Note that `G_2` is the only group of order `q` of that elliptic curve over the field `F_p^2`. Any other generator of order `q` instead of `P2` would define the same `G_2`. However, the concrete value of `P2` is useful for skeptical readers who doubt the existence of a group of order `q`. They can be instructed to compare the concrete values of `q * P2` and `P2`.

This comment has been minimized.

@pirapira

pirapira Dec 4, 2017
Member

@cdetrio is this better now?

@pirapira pirapira merged commit 6131f33 into master Dec 7, 2017
@pirapira pirapira deleted the pairings branch Dec 7, 2017
@pirapira
Copy link
Member

@pirapira pirapira commented Dec 7, 2017

I think @cdetrio's findings can be filed as an informational EIP, and this one can link to that.

pirapira added a commit to pirapira/yellowpaper that referenced this pull request Jan 17, 2018
As described in ethereum/EIPs#212
pirapira added a commit to pirapira/yellowpaper that referenced this pull request Jan 19, 2018
As described in ethereum/EIPs#212
pirapira added a commit to pirapira/yellowpaper that referenced this pull request Jan 19, 2018
As described in ethereum/EIPs#212
pirapira added a commit to pirapira/yellowpaper that referenced this pull request Jan 19, 2018
As described in ethereum/EIPs#212
pirapira added a commit to pirapira/yellowpaper that referenced this pull request Jan 19, 2018
As described in ethereum/EIPs#212
pirapira added a commit to pirapira/yellowpaper that referenced this pull request Jan 19, 2018
As described in ethereum/EIPs#212
pirapira added a commit to pirapira/yellowpaper that referenced this pull request Jan 19, 2018
As described in ethereum/EIPs#212
@holgerd77 holgerd77 mentioned this pull request Jun 25, 2020
15 of 15 tasks complete
Sign up for free to join this conversation on GitHub. Already have an account?

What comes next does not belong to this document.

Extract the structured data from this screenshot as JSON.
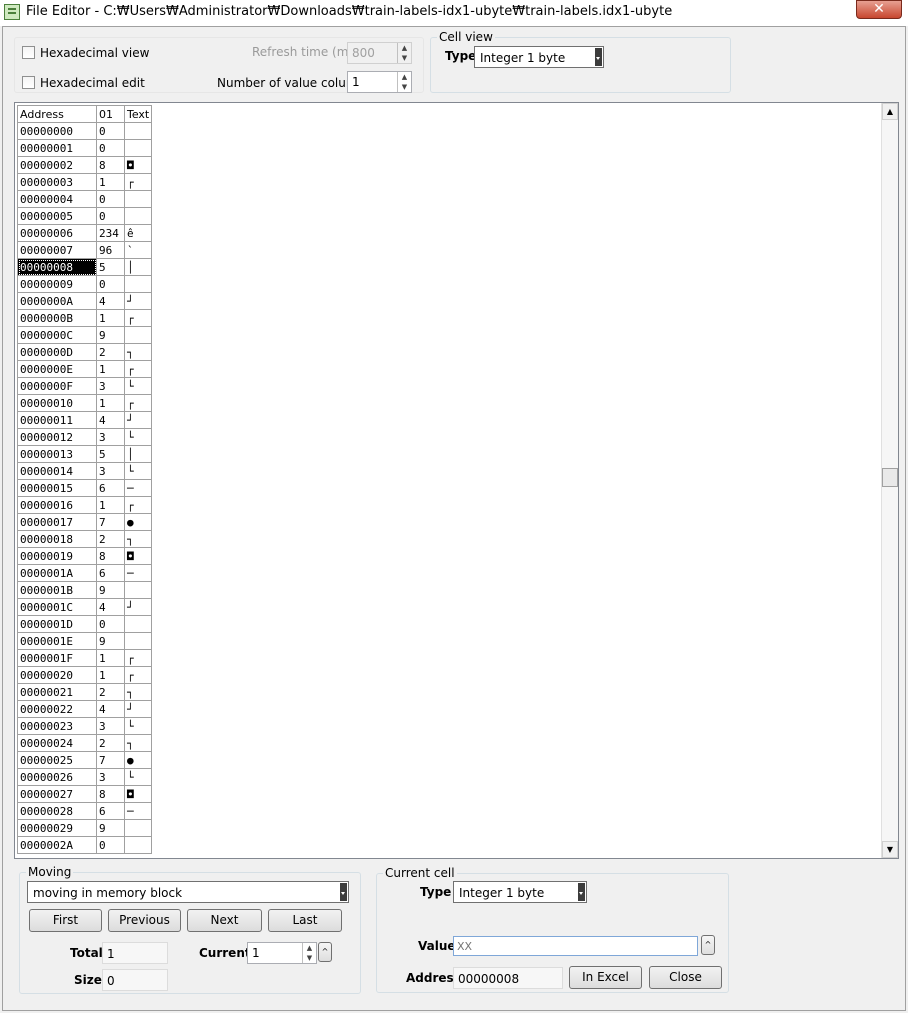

Sign in to comment
Projects
None yet
Linked issues

Successfully merging this pull request may close these issues.

None yet

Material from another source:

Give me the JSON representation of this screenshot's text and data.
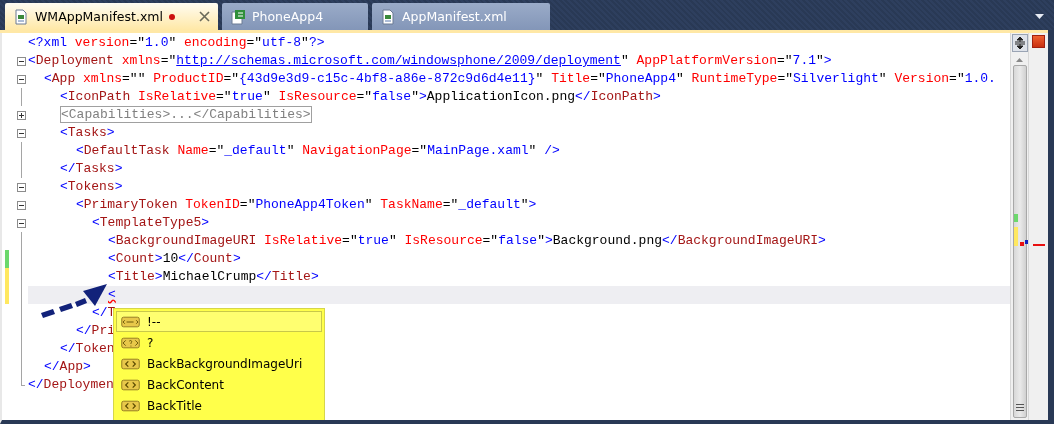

9 participants
You can’t perform that action at this time.